One good example of this sort of clarification is a car accident case. Unfortunately, car accidents are common enough that many of us have been in a car accident in our lifetimes. When you get into a car accident, you are often forced into negotiations with an insurance company (either your insurance provider or the insurance provider of the at-fault party who caused the accident). Upon first reaction, many people simply say that they just want to get their car fixed. In response, the insurance company will enthusiastically cover the cost of your car repairs, as they are required to do so by law. They will often pose their agreement to fix your car in exchange for settling your entire case. However, what a person may not consider at first is that they are also entitled to claims against the insurance company to cover other expenses caused by the accident, such as their medical costs.
If the person in the car accident scenario accepts immediate settlement in exchange for their car repairs, they may be fine in the short-term. However, two months or even six months down the line, they often start to feel the real medical effects of the accident. Maybe their lower-back starts hurting, or they start experiencing headaches or neck pain.
In that scenario, if the person already settled their case with the insurance company, they cannot then go back to the insurance company for additional money. They have already settled the case, saying that the car repair costs were the full and complete damages you had a right to seek from the insurance company. That person would quickly find themselves stuck paying for all medical bills resulting from the car accident.
The same thing is true of a breach of contract case. You have one shot at getting all of your damages addressed and taken care of. This makes it especially important for you to seek a full and complete settlement, rather than a bare-minimum settlement. My firm works with clients to ensure that they seek what they are actually entitled to in damages the first time, and to keep them from jumping the gun on signing away their rights to future claims.
Should I Try to Settle My Business Dispute Outside of Court? Should I Avoid Litigation if Possible?

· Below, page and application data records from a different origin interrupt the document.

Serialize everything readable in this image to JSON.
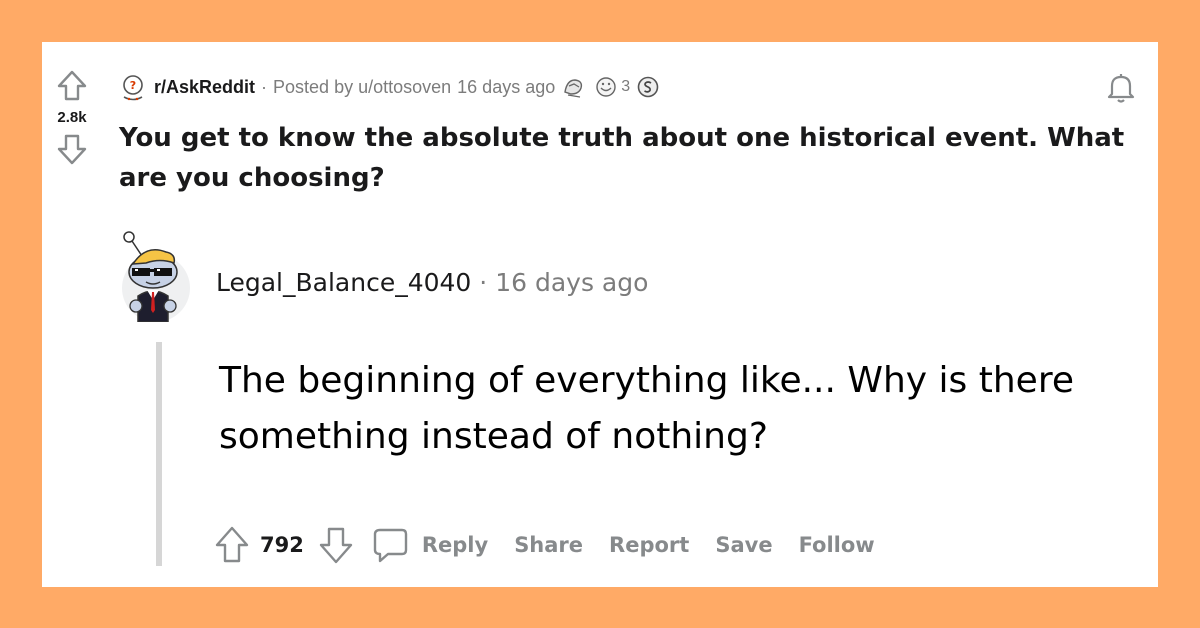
{
  "post": {
    "score": "2.8k",
    "subreddit": "r/AskReddit",
    "separator": "·",
    "posted_by": "Posted by u/ottosoven",
    "age": "16 days ago",
    "award_count": "3",
    "title": "You get to know the absolute truth about one historical event. What are you choosing?"
  },
  "comment": {
    "author": "Legal_Balance_4040",
    "separator": "·",
    "age": "16 days ago",
    "body": "The beginning of everything like... Why is there something instead of nothing?",
    "score": "792",
    "actions": {
      "reply": "Reply",
      "share": "Share",
      "report": "Report",
      "save": "Save",
      "follow": "Follow"
    }
  },
  "colors": {
    "background": "#ffaa66",
    "card": "#ffffff",
    "text": "#1a1a1b",
    "muted": "#7c7c7c",
    "thread_line": "#d6d6d6"
  },
  "icons": [
    "upvote-icon",
    "downvote-icon",
    "subreddit-icon",
    "award-icon",
    "notification-bell-icon",
    "comment-icon",
    "snoo-avatar-icon"
  ]
}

If possible, you should absolutely try to avoid litigation and settle business disputes out of court. The last thing we want is to take a client through a full-blown lawsuit if it is at all avoidable. Lawsuits are extremely expensive, and can also be very painful and very stressful. To avoid putting our clients through the expense, pain, and stress of a lawsuit, we always try to settle out of court before we pursue litigation. However, even considering those things, we will not refuse to go to court if it means settling for less than is necessary.
Now, sometimes a decision to settle is a matter of simple math. For instance, it doesn’t make sense to spend $50,000 pursuing litigation instead of just paying a $20,000 settlement. Those are the types of business decisions that need to be made under careful consideration and counsel. An experienced, trustworthy attorney is essential to this process. We will walk you through all of the decisions involved in your case, and give you multiple courses of action that you can choose to pursue.
Our goal is to put you in the driver’s seat. We want to give you all the information necessary to make an informed decision about how you would like to proceed in any given dispute.
For more information on Business Disputes In Arizona, an initial consultation is your next best step. Get the information and legal answers you are seeking by calling (480) 637-0240 today.